At age 5, Sean Egan lost his father, a New York fire captain, on 9/11. Today he is a senior at Monsignor Farrell High School on Staten Island and founder of Hearing Our Heroes, an organization of 300 high school students who regularly visit and help veterans. They shovel snow in winter, do yard work in the summer, and come up with a surprise every now and then.
This summer, they surprised returning combat veteran Army Private Rasheed Akbar. During his deployment in Kuwait, Rasheed's young daughter was diagnosed with cancer and underwent treatment. Like too many other military families must, the Akbars had to endure great sadness and hardship while separated. When Rasheed's tour of duty was finally complete, Hearing Our Heroes honored his service and his family's sacrifice with a celebration of his homecoming.
Erica Jeffries served in the Army for five years, flying helicopters to deliver supplies to the troops. Today she’s a diversity officer at Exelis, a defense and aerospace company in Reston, Va. Exelis partners with Points of Light and AmeriCorps to support the Community Blueprint and Veteran Leader Corps, national programs that coordinate and improve services for returning veterans and their families.
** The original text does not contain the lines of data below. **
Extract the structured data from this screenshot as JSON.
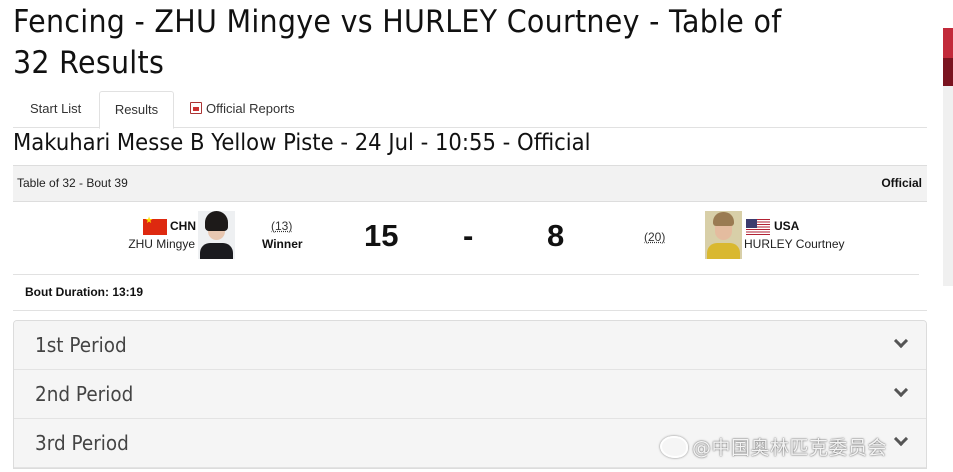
{
  "page": {
    "title": "Fencing - ZHU Mingye vs HURLEY Courtney - Table of 32 Results",
    "subtitle": "Makuhari Messe B Yellow Piste - 24 Jul - 10:55 - Official"
  },
  "tabs": [
    {
      "label": "Start List",
      "active": false
    },
    {
      "label": "Results",
      "active": true
    },
    {
      "label": "Official Reports",
      "active": false,
      "icon": "pdf-icon"
    }
  ],
  "bout": {
    "label": "Table of 32 - Bout 39",
    "status": "Official",
    "duration_label": "Bout Duration:",
    "duration_value": "13:19"
  },
  "athletes": {
    "left": {
      "noc": "CHN",
      "name": "ZHU Mingye",
      "seed": "(13)",
      "result": "Winner",
      "score": "15",
      "flag": "china-flag-icon"
    },
    "right": {
      "noc": "USA",
      "name": "HURLEY Courtney",
      "seed": "(20)",
      "score": "8",
      "flag": "usa-flag-icon"
    }
  },
  "score_separator": "-",
  "periods": [
    {
      "label": "1st Period"
    },
    {
      "label": "2nd Period"
    },
    {
      "label": "3rd Period"
    }
  ],
  "watermark": "@中国奥林匹克委员会",
  "colors": {
    "accent": "#c22a3a",
    "period_bg": "#f5f5f5"
  }
}
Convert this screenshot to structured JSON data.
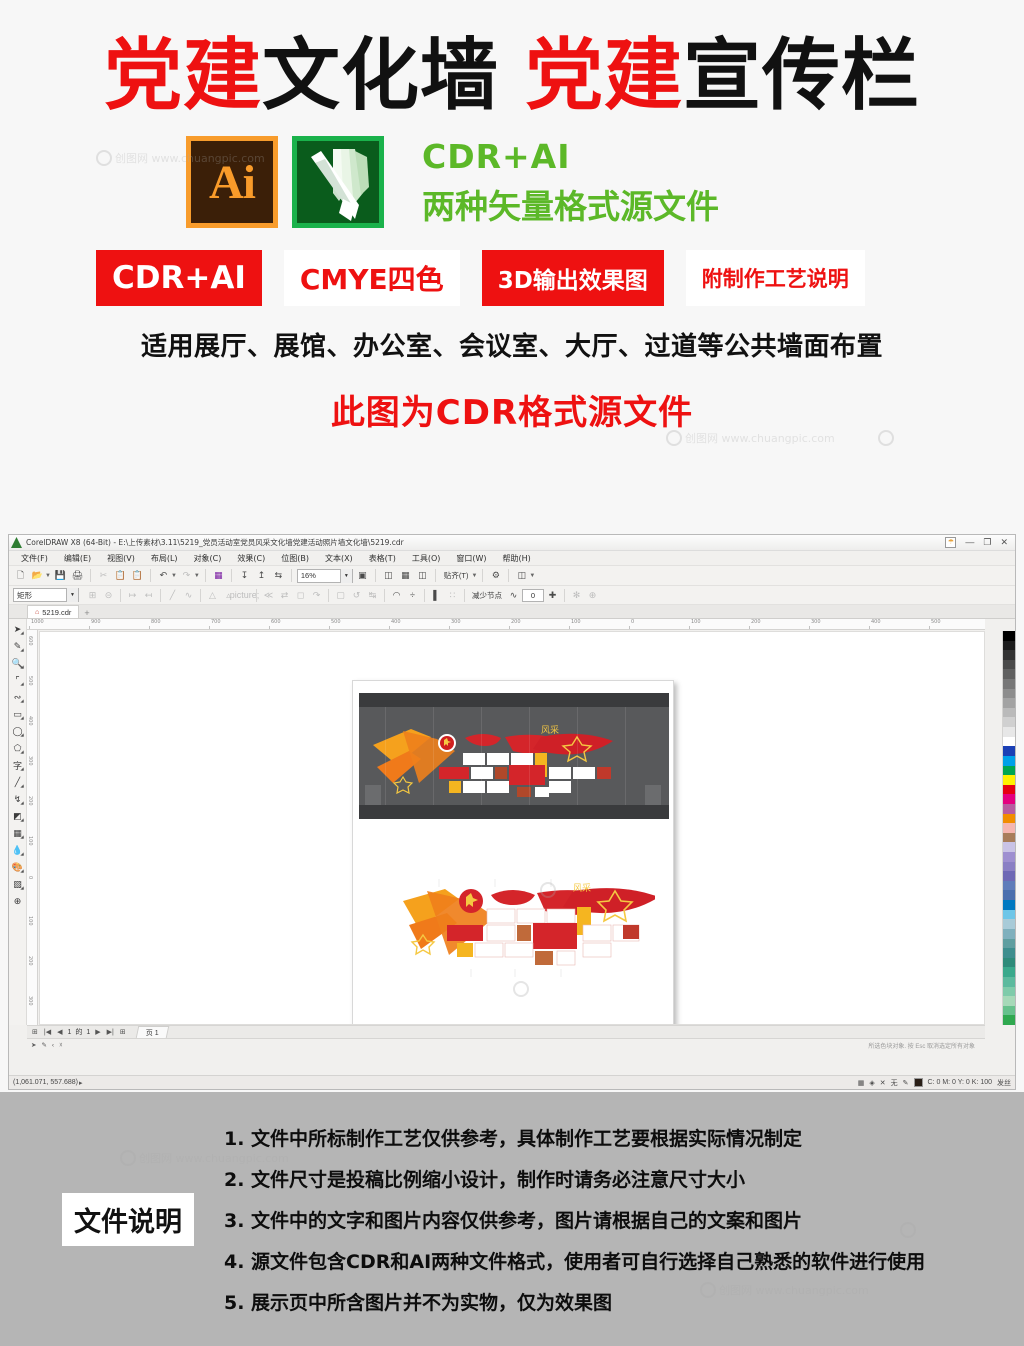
{
  "promo": {
    "title": {
      "seg1_red": "党建",
      "seg1_black": "文化墙",
      "seg2_red": "党建",
      "seg2_black": "宣传栏"
    },
    "icons": {
      "ai_label": "Ai",
      "cdr_name": "coreldraw-icon"
    },
    "format_heading": "CDR+AI",
    "format_sub": "两种矢量格式源文件",
    "badges": [
      {
        "label": "CDR+AI",
        "style": "red"
      },
      {
        "label": "CMYE四色",
        "style": "white"
      },
      {
        "label": "3D输出效果图",
        "style": "red"
      },
      {
        "label": "附制作工艺说明",
        "style": "white"
      }
    ],
    "usage_line": "适用展厅、展馆、办公室、会议室、大厅、过道等公共墙面布置",
    "cdr_note": "此图为CDR格式源文件",
    "watermark": "创图网 www.chuangpic.com",
    "colors": {
      "red": "#ee1111",
      "green": "#5cb828",
      "black": "#111111"
    }
  },
  "app": {
    "title": "CorelDRAW X8 (64-Bit) - E:\\上传素材\\3.11\\5219_党员活动室党员风采文化墙党建活动照片墙文化墙\\5219.cdr",
    "window_buttons": {
      "user": "用户",
      "minimize": "—",
      "restore": "❐",
      "close": "✕"
    },
    "menus": [
      "文件(F)",
      "编辑(E)",
      "视图(V)",
      "布局(L)",
      "对象(C)",
      "效果(C)",
      "位图(B)",
      "文本(X)",
      "表格(T)",
      "工具(O)",
      "窗口(W)",
      "帮助(H)"
    ],
    "toolbar": {
      "zoom_value": "16%",
      "snap_label": "贴齐(T)",
      "buttons": [
        "新建",
        "打开",
        "保存",
        "打印",
        "剪切",
        "复制",
        "粘贴",
        "撤销",
        "重做",
        "搜索内容",
        "导入",
        "导出",
        "发布为PDF",
        "缩放级别",
        "全屏预览",
        "显示标尺",
        "显示网格",
        "显示辅助线",
        "贴齐",
        "选项",
        "应用程序启动器"
      ]
    },
    "propbar": {
      "shape_type": "矩形",
      "reduce_nodes_label": "减少节点",
      "reduce_nodes_value": "0"
    },
    "doc_tab": {
      "name": "5219.cdr",
      "add": "+"
    },
    "ruler": {
      "h_ticks": [
        "1000",
        "900",
        "800",
        "700",
        "600",
        "500",
        "400",
        "300",
        "200",
        "100",
        "0",
        "100",
        "200",
        "300",
        "400",
        "500"
      ],
      "v_ticks": [
        "600",
        "500",
        "400",
        "300",
        "200",
        "100",
        "0",
        "100",
        "200",
        "300"
      ]
    },
    "tools": [
      {
        "name": "pick-tool",
        "glyph": "➤"
      },
      {
        "name": "shape-tool",
        "glyph": "✎"
      },
      {
        "name": "zoom-tool",
        "glyph": "🔍"
      },
      {
        "name": "crop-tool",
        "glyph": "⌗"
      },
      {
        "name": "freehand-tool",
        "glyph": "∿"
      },
      {
        "name": "rectangle-tool",
        "glyph": "▭"
      },
      {
        "name": "ellipse-tool",
        "glyph": "◯"
      },
      {
        "name": "polygon-tool",
        "glyph": "⬠"
      },
      {
        "name": "text-tool",
        "glyph": "字"
      },
      {
        "name": "dimension-tool",
        "glyph": "╱"
      },
      {
        "name": "connector-tool",
        "glyph": "⌁"
      },
      {
        "name": "dropshadow-tool",
        "glyph": "◩"
      },
      {
        "name": "transparency-tool",
        "glyph": "▦"
      },
      {
        "name": "eyedropper-tool",
        "glyph": "⚲"
      },
      {
        "name": "fill-tool",
        "glyph": "🖌"
      },
      {
        "name": "interactive-fill-tool",
        "glyph": "▧"
      },
      {
        "name": "smart-fill-tool",
        "glyph": "⊕"
      }
    ],
    "pagenav": {
      "first": "|◀",
      "prev": "◀",
      "current": "1",
      "of": "的",
      "total": "1",
      "next": "▶",
      "last": "▶|",
      "add_page": "⊞",
      "tab_label": "页 1"
    },
    "objectbar": {
      "hint": "所选色块对象. 按 Esc 取消选定所有对象"
    },
    "statusbar": {
      "coordinates": "(1,061.071, 557.688)",
      "fill_label": "无",
      "outline_color": "C: 0 M: 0 Y: 0 K: 100",
      "outline_width": "发丝"
    },
    "palette_colors": [
      "#000000",
      "#1c1c1c",
      "#333333",
      "#4a4a4a",
      "#606060",
      "#777777",
      "#8d8d8d",
      "#a3a3a3",
      "#bababa",
      "#d0d0d0",
      "#e7e7e7",
      "#ffffff",
      "#1b3fb5",
      "#00a0e9",
      "#00a650",
      "#fff100",
      "#e60012",
      "#e4007f",
      "#b85ba0",
      "#f18d00",
      "#f5b6b0",
      "#a87d5a",
      "#c9c3e6",
      "#9e8fd0",
      "#8a7fc4",
      "#6e68b5",
      "#5f7cba",
      "#4a6fae",
      "#0079c1",
      "#6ec6e8",
      "#a8cbd8",
      "#7fb0bd",
      "#5f9ea0",
      "#3e8e8e",
      "#2e8b7a",
      "#3aa98c",
      "#5cba9e",
      "#7fcbaa",
      "#a6d9b8",
      "#66c18c",
      "#2fa84f"
    ]
  },
  "footer": {
    "label": "文件说明",
    "notes": [
      "1. 文件中所标制作工艺仅供参考，具体制作工艺要根据实际情况制定",
      "2. 文件尺寸是投稿比例缩小设计，制作时请务必注意尺寸大小",
      "3. 文件中的文字和图片内容仅供参考，图片请根据自己的文案和图片",
      "4. 源文件包含CDR和AI两种文件格式，使用者可自行选择自己熟悉的软件进行使用",
      "5. 展示页中所含图片并不为实物，仅为效果图"
    ]
  }
}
Erica is one of the Exelis Action Corps leaders who are dedicated to serving veterans and military families. Erica and her co-workers volunteer regularly with Fisher House, a nonprofit providing temporary housing for military families near hospitals where their loved ones are recovering from combat injuries.
“When I was on active duty, my mother was able to stay at Fisher House in Texas while I was in the hospital,” says Erica. “It was a wonderful gift and a blessing to our family.” Read more about Erica's story here.
Heath Cobb, a former Marine who served in the Middle East, returned home with what he calls “the scars of war.” As he writes, “Rehab and mental institutions became commonplace. My often bizarre behavior was fueled by rage and I found myself in a vicious cycle of hate.”
An aunt suggested to Heath that he get involved in the community as a volunteer. The effort turned his life around. “I found the pride I felt when serving others was the same pride I felt by defending others,” he writes. “Suddenly, almost overnight, my sense of self was restored, my identity renewed.”
Today Heath is an AmeriCorps member and a member of Points of Light’s Veteran Leader Corps serving other veterans in Georgia. Read more about him here.
Let us remember, thank and celebrate veterans. And let us honor their service and sacrifice through our actions. Please volunteer, advocate for and support veterans and their families. Click here to learn more.